By: Scott Emigh, Editor-in-Chief
The Sand Springs Board of Education met in a regular monthly meeting Monday evening and discussed budget cuts, facility renovations, and the future of High School education in Sand Springs. They also presented Jake Thompson with a Sandite Spirit Award.
Thompson was recently named to the All State Band for French Horn, and was also a member of the Winter Percussion unit that won their first State Championship this past weekend.
Thompson spent seven months practicing more than an hour a day in preparation for Districts to earn his way to the All-State competition. From there he was among a hundred musicians who competed for the twenty positions on the All-State Band.
"In Northeast Oklahoma we have some of the best competitors in the country," said Charles Page High School Band Director Kyle Wright.
Additionally, Thompson learned how to play symbols this past year for the Winter Guard and Percussion of Oklahoma competitions.
Charles Page staff gave a presentation regarding the school's transition to a career-pathway style of teaching. In the coming years the school will be providing classes structured around different career paths with unique curriculum for each student. The presentation discussed trying to build a career-preparatory culture at CPHS with enhanced college and career counseling. The school expects all students to graduate academically prepared for either college or a career.
Part of the career-pathway presentation addressed "redefining the senior year" and allowing seniors to earn credit hours through part-time jobs, internships, or apprentice ships. Students who maintain a 2.0 GPA or higher with good attendance will be able to participate in the High Schools that Work pilot program. Students who participate will have to turn in weekly pay stubs and take a biweekly class tied into their on-the-job learning.

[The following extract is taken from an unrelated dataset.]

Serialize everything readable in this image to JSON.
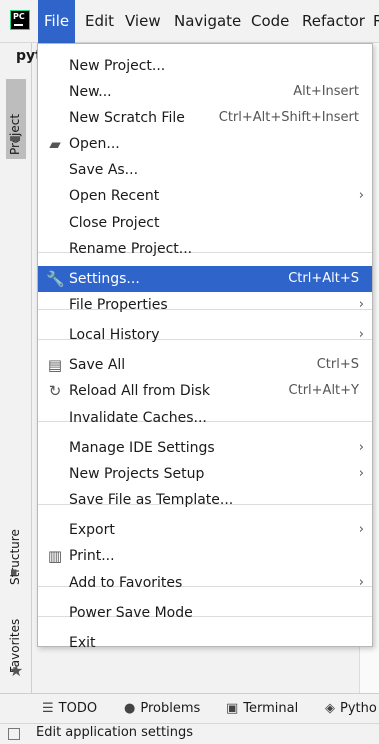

Superintendent Sherry Durkee gave an update on the SSPS facilities, including the former Twin Cities Elementary building and the Ed Dubie Field House.
Twin Cities was listed for sale by owner last year, but has had little market interest. According to Durkee, the building is deteriorating and has substantial problems including mold. After consulting with Montie Box of Montie Box Realtors, they concluded the building's last appraisal was overly generous, and it's not worth the cost of restoration. Durkee believes the District's best option is to demolish the building and retain the property for future growth in that area. The Indian Education facility located next to Central Ninth Grade Center is also in rough shape and expected to be demolished in the future.
The Ed Dubie Field House has been without a playable basketball court for more than a month now after moisture cause the floor to warp. The CPHS Girls' Basketball team earned the right to host a Regional Playoff this year, but had to move to Broken Arrow after the damage was uncovered. The current floor was installed in 1978, making it about time for replacement anyways. Comparably, the National Basketball Association requires its teams to replace their floors every ten years. Hardwood installation typically takes about six weeks for a basketball court, and the district is hoping to remodel by July when volleyball practice begins.
The Board approved a contract with Oklahoma LED for a $445,596 project to replace the entire district's lighting fixtures with LED strip lights. The LED lights are expected to result in major energy savings for the district in the future. Oklahoma LED projects electric savings of up to 80% in the first month.